A legislative amendment intended to enable swift expropriation procedures for the village locals will be carried out this week, the Athens News Agency reported.
The landslide has caused multiple problems for the main power utility PPC, ranging from its ability to keep perform lignite mining operations in the area to a prospective unit sale list that must be prepared by the dominant electricity producer and supplier as a bailout requirement.
PPC needs to prepare a sale list of lignite-fired power stations representing 40 percent of its total capacity. This list was originally scheduled to be completed by the end of this month but doubts have now crept in.
PPC’s two lignite-fired power stations at Amynteo, whose capacity totals 600 MW, will be sidelined for as long as the mine remains closed. The mine supplies both these power stations.
Both power stations were undergoing maintenance work and expected to reopen in October or possibly sooner if the heightened electricity demand anticipated during the summer months required their contributions to the grid.
Four excavating units, whose value is estimated at 50 million euros, were damaged by the landslide, while the mine is estimated to possess 30 million tons of lignite, which, at a price of 20 euros per ton, would be worth between 500 million and 600 million euros.
PPC officials have yet to make a precise evaluation of the overall damage. This will not be possible until the millions of tons currently covering the mine are removed. This will be a time consuming process. Once cleared, utility officials will be able to determine whether future mining activity at the mine remains feasible, when work could recommence, and under what conditions.
“Never before have I experienced such damage,” a PPC mining engineer told energypress, adding that the damage for the utility would reach hundreds of millions of euros. Much will depend on the extent to which the mine’s deposit has been fragmented, the official noted.
PPC employs 600 persons at the Amynteo mine. The utility will keep paying their wages for as long as the mine remains shut, PPC has informed.
Prior to the landslide’s devastation, the Amynteo lignite-fired power stations were estimated to have 17,000 hours of life remaining.
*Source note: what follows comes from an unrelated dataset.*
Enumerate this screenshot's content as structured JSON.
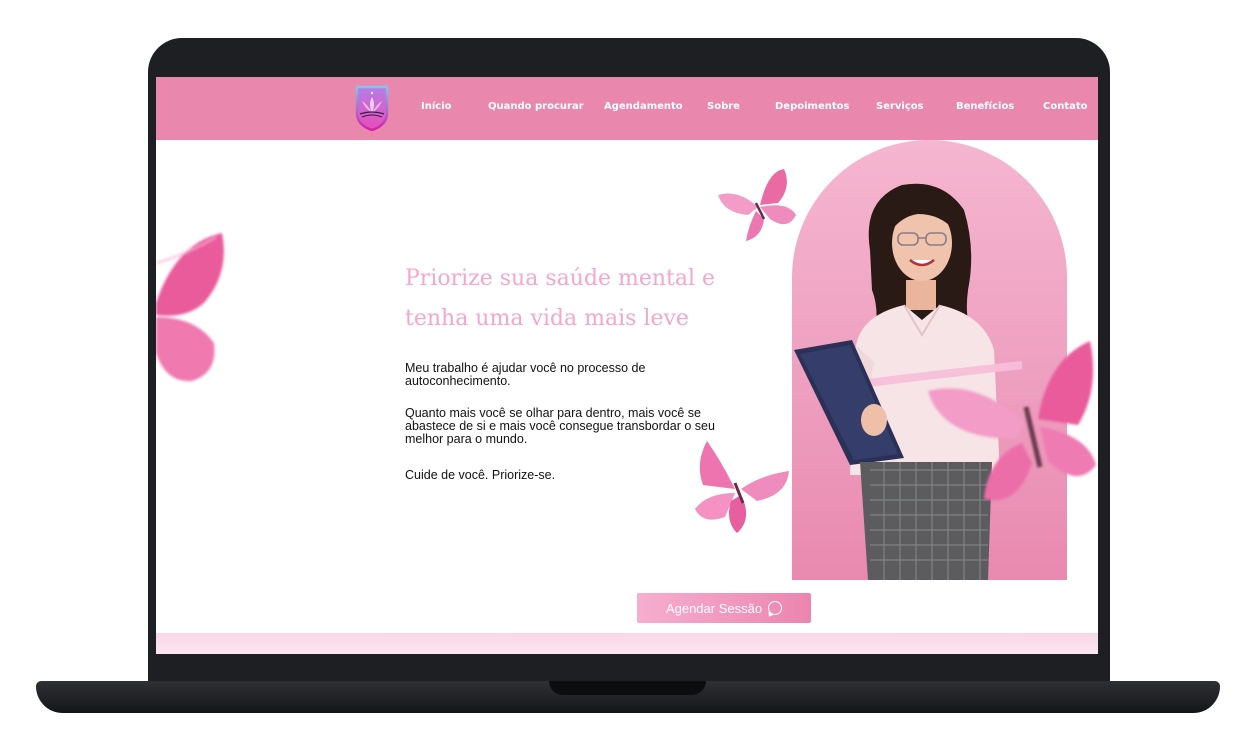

Plans had been made for the units to operate over the next two winter seasons, in 2018 and 2019, for the extraction of as much of the mine’s 30 million tons of coal as possible. All calculations are now up in the air.
Just months ago, China Shenhua Group, one of China’s biggest coal and energy trading corporations, had expressed an interest to participate in the upgrade project of the ageing Amynteo facility, despite its limited operating time.
The prospects for the Amynteo lignite-fired power stations have changed as transporting coal from other locations would entail an enormous cost.